The growth of workforce development organizations exploded over the last few years, gaining incredible traction during the pandemic. These organizations partner with both universities and companies to deliver relevant and impactful education to workers. Companies have workers they want to “upskill” but don’t have the content or the expertise to deliver that education. Universities have the content and expertise in upskilling, but don’t have the ability to tie specific coursework to better jobs. Enter organizations like Guild Education, that bring these two parties together to help connect the dots. Universities are now able to effectively and efficiently deliver content to workers, who in turn benefit because their company has sponsored such educational learning and have provided a roadmap for employment growth.
With workforce development gaining even more traction post-pandemic, it’s clear that partnering with an organization specialized in this intersection of work and education should be at the top of the list for continuing education units at higher education institutions.
The impact on fundraising is a trend we at Heller have seen play out for our nonprofit and higher education clients so far this year. The economic uncertainty was and continues to be a significant disruption for colleges and universities, and most were understandably underprepared to manage the changes. Lockdown and stay-at-home orders forced classes to be delivered remotely. Schools scrambled to implement tools to teach remotely at scale. Issues such as equitable access to WiFi or laptops had to be solved quickly. With the future so unclear at the time, budgets were quickly frozen and slashed, forcing many institutions to furlough and then eventually layoff faculty and staff.

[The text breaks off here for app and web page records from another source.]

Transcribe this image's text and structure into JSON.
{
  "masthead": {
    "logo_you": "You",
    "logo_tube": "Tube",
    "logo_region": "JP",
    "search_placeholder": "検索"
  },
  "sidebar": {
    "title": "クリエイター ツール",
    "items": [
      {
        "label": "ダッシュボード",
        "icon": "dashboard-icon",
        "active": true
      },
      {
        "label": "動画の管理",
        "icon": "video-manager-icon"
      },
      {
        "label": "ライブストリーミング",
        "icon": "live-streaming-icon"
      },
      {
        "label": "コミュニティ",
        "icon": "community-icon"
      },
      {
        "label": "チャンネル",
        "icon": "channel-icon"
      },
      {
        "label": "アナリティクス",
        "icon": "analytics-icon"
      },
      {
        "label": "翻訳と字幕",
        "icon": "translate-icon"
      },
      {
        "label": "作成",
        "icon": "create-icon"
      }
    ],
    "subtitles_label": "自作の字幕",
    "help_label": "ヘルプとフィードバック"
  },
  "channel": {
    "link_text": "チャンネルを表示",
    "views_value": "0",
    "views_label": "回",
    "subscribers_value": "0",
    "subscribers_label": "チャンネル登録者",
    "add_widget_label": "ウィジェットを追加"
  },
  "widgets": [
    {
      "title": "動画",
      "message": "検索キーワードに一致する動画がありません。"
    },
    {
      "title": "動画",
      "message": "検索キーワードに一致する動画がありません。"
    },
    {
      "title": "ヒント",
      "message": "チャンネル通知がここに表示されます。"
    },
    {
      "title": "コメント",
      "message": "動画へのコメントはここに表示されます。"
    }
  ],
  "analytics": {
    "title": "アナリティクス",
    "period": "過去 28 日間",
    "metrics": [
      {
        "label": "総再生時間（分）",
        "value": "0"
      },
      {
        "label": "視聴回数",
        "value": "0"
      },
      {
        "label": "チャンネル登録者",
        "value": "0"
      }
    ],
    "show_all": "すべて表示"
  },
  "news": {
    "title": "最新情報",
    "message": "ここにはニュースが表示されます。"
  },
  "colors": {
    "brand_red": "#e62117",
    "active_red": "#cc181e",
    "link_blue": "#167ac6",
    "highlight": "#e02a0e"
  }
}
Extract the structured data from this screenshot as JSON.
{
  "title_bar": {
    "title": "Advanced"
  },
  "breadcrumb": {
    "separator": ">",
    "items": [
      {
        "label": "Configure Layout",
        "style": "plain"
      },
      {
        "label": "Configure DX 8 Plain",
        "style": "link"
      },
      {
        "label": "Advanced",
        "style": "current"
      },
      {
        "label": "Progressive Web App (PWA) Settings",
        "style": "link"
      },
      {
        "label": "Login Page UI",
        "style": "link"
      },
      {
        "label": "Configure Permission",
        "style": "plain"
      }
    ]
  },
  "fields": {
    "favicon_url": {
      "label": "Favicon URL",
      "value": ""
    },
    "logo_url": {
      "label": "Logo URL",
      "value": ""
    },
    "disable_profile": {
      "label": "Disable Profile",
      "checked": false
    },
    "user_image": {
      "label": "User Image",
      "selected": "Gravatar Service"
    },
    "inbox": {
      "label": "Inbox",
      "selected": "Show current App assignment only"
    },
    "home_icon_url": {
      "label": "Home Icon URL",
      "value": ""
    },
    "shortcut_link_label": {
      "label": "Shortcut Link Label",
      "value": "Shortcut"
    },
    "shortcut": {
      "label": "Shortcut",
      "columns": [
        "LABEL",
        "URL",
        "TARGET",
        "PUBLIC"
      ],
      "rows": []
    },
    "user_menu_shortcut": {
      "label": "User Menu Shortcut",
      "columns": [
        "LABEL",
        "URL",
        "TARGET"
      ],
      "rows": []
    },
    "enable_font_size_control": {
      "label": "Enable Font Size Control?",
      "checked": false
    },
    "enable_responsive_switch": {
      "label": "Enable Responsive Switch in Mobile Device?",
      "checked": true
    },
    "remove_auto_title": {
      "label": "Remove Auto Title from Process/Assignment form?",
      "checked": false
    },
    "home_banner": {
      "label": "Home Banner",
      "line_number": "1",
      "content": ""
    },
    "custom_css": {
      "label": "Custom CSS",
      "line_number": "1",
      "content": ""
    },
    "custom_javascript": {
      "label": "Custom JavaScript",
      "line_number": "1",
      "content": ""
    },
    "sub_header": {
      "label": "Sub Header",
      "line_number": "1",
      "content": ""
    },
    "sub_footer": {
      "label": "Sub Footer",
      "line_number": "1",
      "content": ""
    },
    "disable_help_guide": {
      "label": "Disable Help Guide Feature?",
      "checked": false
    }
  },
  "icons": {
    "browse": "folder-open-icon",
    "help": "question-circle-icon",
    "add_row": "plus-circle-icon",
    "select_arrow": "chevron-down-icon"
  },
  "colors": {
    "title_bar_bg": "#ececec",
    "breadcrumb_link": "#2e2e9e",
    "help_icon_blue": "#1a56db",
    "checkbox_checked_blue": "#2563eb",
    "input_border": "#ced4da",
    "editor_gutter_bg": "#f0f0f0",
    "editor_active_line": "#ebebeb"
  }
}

What became clear over time was that institutions with proven fundraising operations and sizeable endowments were able to better weather the COVID-19 storm. They were able to supplement lost revenue from reduced tuition with operational cash flow from endowments, providing the institution flexibility and more options to manage through the pandemic.
Read more about how advancement technology is changing: A New Era for Higher Education Advancement Technology
While the pandemic was a once in a lifetime occurrence, most higher education institutions today understand the long-term value of advancement and fundraising. For public universities, it is even more critical that they diversify their sources of cashflow and build up endowments that help offset the ever-decreasing contributions from state budgets. Often the elite universities leverage their endowments to offset the increasing costs of tuition, providing a more equitable approach to college affordability. That being said, colleges and universities will have to resolve their business model issues in the near future. Society won’t continue to tolerate tuition outpacing inflation and real wages. Until then, improving fundraising capabilities and growing endowments is a key activity all higher education institutions should consider.
At Heller Consulting, we’ve spent the last 25 years providing nonprofit organizations and higher education institutions with the technologies and strategies they need to better engage with their constituents and deliver on their vital missions. As consultants with backgrounds in advancement and fundraising, we know it takes to maintain a relationship with multiple constituencies. Read more about the services we offer higher education institutions.